Of course, you can’t forget the unrequited love scenarios. One character falls for the other or at least has an attraction, but the other isn’t interested yet for some reason or another.
This is common in stories where one of the characters is in a relationship, one is famous or in a higher class and isn’t aware of the other, one sees the other as an enemy, or one has been overlooked because they’re not the other’s type.
THE AWKWARD MEETING
Sometimes, characters won’t even realize they’ve just met a love interest because the entire scenario was embarrassing, uncomfortable, or stressful. There’s something endearing and relatable about this, as long as the audience knows that’s where it’s going. As the reader, it can feel like you’re a friend that’s looking on and sensing the potential before the characters do.
This is a popular trope for romantic comedies. However, be careful not to cross the line into making the reader uncomfortable. It should be awkward in a fun, charming way or a dramatic way, not in a cringe-y way.
Think outside the box
There is nothing wrong with using tropes that you love, but there’s a difference between tropes and cliches. The latter is what you want to avoid at all costs.
Think about how you can make your character’s meeting unique. It should be as personal to them as any other part of their story, unique to the reader, and a special memory that will always be tied to these two particular characters and their love story.
If you do want to use a cliched meeting, how can you turn it on its head? What can you do to give it an unexpected twist?
Set up the story, characters & conflict
The best meetings between characters are the ones that give you insight into how these characters are going to have a ripple effect on each other’s lives. What tips the reader (and maybe the characters) off that they’re witnessing a life-changing moment?
Make sure the scene isn’t isolated from the rest of the story. It should lay the groundwork for the story, show who these two characters are, and set up the conflict that will complicate their love story.
It’s a tall order but when you hit all of these things, you’ll have a magical meet cute on your hands!
Do your research

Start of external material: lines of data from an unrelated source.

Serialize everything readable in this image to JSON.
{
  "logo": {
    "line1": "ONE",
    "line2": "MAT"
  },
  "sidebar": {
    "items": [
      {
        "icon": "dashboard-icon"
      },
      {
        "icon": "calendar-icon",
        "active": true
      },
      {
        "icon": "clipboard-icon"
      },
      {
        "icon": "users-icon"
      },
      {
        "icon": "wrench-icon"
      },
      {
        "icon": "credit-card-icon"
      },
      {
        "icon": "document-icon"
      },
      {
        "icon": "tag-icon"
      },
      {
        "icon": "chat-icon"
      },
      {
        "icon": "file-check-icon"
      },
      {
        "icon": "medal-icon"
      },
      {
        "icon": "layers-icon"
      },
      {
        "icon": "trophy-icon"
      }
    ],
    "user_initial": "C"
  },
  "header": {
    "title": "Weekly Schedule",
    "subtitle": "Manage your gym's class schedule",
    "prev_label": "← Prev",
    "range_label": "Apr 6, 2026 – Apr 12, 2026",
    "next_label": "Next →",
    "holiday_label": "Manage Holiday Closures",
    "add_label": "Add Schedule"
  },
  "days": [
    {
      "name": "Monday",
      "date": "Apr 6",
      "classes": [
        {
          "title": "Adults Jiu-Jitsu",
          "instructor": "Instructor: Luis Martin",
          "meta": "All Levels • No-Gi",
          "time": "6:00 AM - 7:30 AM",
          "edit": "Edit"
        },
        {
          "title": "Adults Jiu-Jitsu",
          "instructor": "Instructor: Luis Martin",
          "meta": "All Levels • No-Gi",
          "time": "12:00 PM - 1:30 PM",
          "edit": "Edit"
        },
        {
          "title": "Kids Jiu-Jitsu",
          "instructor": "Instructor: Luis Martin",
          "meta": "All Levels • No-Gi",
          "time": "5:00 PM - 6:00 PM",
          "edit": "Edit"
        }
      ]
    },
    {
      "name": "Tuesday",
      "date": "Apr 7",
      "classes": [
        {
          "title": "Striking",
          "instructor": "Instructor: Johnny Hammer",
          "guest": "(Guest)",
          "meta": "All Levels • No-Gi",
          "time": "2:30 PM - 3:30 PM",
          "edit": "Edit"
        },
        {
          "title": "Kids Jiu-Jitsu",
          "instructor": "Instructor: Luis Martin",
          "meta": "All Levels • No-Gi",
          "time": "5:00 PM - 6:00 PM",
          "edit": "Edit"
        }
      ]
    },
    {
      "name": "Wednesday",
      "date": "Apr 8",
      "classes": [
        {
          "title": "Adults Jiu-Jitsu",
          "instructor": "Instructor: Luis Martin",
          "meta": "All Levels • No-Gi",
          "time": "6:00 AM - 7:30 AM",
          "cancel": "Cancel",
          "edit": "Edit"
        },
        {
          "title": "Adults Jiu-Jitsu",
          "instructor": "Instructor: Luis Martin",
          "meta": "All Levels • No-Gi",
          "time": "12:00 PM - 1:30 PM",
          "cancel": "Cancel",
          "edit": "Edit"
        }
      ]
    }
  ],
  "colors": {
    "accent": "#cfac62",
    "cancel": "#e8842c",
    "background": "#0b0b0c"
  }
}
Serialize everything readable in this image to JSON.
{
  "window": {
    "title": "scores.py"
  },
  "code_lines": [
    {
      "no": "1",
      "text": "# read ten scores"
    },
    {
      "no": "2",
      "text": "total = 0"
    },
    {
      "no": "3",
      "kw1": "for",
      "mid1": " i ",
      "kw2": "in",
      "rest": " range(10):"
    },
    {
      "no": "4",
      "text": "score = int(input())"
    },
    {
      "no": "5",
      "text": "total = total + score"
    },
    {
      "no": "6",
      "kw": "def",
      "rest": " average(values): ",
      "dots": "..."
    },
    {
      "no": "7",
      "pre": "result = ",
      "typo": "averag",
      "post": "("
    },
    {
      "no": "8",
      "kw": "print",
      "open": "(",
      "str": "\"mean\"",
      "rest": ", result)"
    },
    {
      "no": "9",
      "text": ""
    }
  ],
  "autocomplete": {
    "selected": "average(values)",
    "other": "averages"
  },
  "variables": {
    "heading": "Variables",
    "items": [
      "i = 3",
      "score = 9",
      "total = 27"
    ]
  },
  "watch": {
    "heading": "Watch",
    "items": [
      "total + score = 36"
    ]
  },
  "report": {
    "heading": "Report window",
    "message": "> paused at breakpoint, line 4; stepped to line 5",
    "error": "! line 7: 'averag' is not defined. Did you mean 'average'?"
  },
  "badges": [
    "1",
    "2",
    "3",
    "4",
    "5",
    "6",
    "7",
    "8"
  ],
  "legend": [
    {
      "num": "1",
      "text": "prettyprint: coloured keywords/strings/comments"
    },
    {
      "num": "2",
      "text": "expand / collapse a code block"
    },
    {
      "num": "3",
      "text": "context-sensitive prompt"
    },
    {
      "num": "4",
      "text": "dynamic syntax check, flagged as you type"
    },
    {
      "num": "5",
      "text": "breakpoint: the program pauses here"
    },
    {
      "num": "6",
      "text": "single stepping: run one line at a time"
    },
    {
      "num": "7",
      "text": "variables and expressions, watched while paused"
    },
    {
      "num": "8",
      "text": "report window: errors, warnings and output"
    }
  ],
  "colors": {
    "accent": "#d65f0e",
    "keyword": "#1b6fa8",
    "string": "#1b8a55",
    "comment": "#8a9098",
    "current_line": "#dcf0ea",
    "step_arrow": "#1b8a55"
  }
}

Become a student of meet cutes and take notes on your favorites and least favorites in other works. Create your own notebook of case studies to determine what made the ones you loved so powerful and the ones you disliked fall flat.
What are the common elements between them? What made them stick with you and make you feel something? You may also be inspired by one of them for your own work, giving you the starting idea for a unique meet cute between your characters.